***** Records to process
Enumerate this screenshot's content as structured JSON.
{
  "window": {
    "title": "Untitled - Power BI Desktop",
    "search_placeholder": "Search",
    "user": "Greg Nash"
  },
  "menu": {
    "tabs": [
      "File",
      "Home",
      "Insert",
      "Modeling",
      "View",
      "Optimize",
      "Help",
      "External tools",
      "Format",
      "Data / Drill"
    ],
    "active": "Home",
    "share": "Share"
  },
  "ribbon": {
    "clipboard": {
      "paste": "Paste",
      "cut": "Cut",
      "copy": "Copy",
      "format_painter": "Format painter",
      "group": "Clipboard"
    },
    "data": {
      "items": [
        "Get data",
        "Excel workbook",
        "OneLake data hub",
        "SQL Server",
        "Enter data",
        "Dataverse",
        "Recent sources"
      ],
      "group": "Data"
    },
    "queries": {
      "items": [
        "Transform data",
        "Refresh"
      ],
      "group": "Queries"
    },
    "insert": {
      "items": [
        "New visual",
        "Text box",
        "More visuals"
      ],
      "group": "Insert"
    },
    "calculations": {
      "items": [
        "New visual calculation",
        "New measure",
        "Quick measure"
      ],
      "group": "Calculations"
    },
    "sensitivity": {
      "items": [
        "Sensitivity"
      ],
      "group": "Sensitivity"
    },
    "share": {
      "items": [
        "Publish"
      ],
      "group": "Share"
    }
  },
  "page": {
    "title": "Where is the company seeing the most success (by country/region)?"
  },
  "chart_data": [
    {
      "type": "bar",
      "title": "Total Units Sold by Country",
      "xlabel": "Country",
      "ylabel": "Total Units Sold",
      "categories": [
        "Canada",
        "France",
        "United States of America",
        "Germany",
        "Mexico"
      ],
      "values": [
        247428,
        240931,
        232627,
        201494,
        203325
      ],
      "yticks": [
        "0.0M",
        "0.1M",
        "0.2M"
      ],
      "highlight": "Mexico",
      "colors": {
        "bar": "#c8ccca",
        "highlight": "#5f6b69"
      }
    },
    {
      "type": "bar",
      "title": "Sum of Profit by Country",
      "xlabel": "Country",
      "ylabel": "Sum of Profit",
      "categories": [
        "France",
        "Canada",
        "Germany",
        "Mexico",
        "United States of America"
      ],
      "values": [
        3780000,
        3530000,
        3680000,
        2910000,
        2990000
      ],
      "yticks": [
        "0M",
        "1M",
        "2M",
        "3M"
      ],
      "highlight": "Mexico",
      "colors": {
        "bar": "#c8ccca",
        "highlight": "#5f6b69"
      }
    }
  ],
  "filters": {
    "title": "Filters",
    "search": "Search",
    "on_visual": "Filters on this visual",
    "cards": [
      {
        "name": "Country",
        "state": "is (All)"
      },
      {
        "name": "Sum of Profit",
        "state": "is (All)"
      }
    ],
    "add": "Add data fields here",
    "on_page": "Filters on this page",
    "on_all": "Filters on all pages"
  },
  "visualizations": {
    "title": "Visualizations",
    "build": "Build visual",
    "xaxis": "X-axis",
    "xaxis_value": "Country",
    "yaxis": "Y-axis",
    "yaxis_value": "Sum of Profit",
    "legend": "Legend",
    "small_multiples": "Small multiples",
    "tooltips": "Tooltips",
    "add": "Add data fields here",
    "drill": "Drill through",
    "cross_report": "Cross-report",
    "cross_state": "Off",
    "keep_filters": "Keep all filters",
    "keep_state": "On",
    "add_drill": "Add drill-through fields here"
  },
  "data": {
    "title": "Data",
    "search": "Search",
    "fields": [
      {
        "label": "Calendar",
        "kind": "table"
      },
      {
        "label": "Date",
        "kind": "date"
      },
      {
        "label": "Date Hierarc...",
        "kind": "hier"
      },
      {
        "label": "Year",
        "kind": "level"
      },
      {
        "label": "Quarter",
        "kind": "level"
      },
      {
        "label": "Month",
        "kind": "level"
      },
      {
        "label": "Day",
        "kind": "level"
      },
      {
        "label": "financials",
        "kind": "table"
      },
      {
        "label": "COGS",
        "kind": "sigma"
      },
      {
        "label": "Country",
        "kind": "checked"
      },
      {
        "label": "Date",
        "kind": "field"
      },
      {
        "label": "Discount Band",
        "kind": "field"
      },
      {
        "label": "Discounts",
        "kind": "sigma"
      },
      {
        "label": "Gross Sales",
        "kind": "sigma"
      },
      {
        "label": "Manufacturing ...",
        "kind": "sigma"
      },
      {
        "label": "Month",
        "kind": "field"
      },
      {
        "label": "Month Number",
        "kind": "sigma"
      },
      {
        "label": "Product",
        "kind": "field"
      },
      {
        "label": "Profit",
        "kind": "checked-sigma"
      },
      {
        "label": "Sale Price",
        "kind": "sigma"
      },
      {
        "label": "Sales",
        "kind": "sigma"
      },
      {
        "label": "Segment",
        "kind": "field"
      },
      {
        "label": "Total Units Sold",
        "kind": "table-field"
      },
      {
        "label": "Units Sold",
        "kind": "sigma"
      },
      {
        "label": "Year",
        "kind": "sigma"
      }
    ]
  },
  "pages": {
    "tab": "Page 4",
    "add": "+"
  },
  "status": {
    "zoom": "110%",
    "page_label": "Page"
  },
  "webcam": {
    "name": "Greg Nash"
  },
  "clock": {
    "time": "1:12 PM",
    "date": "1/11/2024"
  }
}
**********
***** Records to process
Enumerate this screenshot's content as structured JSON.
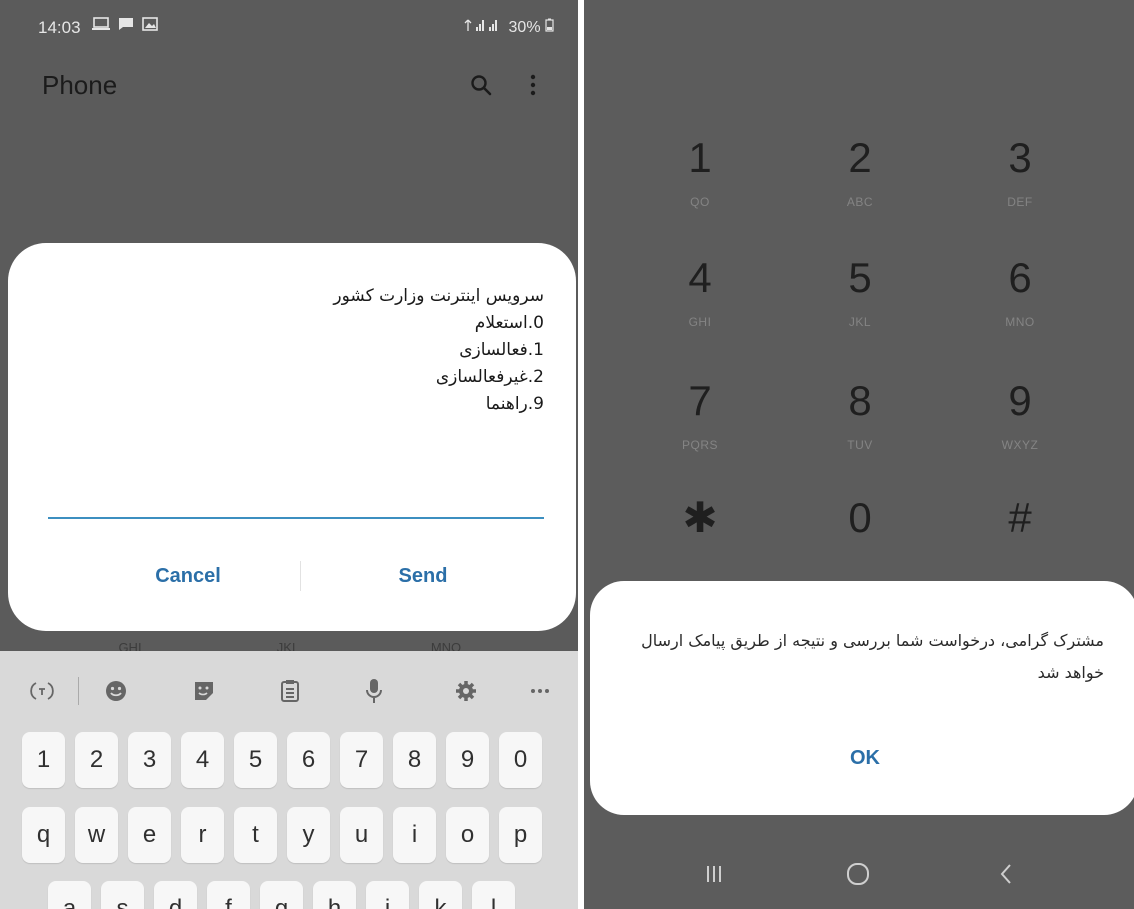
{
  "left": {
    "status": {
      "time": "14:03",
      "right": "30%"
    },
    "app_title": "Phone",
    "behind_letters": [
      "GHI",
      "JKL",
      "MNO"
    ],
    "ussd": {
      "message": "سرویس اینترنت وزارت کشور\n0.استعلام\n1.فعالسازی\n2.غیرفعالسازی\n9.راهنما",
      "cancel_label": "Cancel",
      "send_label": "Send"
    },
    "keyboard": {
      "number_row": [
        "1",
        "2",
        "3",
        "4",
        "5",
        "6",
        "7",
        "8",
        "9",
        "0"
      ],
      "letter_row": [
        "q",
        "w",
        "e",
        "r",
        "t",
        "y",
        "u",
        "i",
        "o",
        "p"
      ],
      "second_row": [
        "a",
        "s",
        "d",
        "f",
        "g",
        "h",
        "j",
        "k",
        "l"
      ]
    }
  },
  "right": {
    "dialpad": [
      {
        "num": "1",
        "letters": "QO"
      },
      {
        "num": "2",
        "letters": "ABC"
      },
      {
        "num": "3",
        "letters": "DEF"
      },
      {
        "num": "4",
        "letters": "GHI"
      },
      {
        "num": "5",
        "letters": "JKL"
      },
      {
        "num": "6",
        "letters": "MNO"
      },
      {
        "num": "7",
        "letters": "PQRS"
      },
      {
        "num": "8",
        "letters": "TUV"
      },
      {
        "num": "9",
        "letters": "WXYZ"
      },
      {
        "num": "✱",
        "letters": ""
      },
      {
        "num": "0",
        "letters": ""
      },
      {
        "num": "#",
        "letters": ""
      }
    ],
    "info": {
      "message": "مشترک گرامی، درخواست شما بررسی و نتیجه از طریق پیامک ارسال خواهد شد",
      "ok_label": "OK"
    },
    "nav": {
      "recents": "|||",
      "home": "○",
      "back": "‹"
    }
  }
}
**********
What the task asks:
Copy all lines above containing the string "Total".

Completed task:
      "title": "Total Units Sold by Country",
      "ylabel": "Total Units Sold",
        "label": "Total Units Sold",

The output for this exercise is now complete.